Element data from apps and pages
[Start of section]

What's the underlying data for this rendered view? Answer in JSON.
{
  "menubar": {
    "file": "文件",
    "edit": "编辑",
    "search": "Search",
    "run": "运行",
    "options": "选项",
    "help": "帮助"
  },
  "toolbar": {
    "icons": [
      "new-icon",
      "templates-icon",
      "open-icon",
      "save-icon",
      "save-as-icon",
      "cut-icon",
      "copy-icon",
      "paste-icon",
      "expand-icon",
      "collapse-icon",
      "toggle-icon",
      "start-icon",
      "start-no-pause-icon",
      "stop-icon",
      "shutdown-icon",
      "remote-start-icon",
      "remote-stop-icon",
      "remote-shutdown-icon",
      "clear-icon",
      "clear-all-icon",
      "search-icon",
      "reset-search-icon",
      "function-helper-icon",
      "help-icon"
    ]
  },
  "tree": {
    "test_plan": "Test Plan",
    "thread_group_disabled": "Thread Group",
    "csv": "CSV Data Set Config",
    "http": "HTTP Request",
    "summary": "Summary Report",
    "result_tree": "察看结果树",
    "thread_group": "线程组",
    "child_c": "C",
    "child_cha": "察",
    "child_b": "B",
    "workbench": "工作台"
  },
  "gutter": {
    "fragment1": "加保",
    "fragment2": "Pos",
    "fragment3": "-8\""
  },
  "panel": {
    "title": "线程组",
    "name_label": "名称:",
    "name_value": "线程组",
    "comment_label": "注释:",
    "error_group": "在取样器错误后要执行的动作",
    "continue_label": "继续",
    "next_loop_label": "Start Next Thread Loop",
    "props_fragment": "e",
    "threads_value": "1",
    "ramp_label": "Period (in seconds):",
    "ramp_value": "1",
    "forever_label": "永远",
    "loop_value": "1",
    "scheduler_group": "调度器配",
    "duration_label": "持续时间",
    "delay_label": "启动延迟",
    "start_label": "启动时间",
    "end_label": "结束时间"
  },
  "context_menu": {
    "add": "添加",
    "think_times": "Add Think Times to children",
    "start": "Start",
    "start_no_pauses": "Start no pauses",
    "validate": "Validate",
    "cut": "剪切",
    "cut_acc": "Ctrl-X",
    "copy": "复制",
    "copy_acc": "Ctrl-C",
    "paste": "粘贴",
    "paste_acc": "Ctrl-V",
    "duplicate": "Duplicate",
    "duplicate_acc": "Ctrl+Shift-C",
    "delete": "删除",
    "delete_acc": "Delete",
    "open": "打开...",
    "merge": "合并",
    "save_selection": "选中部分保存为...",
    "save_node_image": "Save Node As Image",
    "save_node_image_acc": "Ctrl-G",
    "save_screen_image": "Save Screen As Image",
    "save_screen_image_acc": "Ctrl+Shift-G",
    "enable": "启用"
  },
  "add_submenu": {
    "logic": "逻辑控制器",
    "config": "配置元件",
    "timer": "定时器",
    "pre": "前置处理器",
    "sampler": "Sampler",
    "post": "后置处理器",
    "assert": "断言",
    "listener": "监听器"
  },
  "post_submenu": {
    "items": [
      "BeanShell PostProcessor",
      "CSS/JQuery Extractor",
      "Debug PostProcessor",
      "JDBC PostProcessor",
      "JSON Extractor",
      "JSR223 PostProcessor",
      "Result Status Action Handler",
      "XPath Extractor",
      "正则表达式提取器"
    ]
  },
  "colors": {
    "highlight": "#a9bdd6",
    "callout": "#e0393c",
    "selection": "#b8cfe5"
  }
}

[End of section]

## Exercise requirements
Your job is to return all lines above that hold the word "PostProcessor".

## Result for this exercise
      "BeanShell PostProcessor",
      "Debug PostProcessor",
      "JDBC PostProcessor",
      "JSR223 PostProcessor",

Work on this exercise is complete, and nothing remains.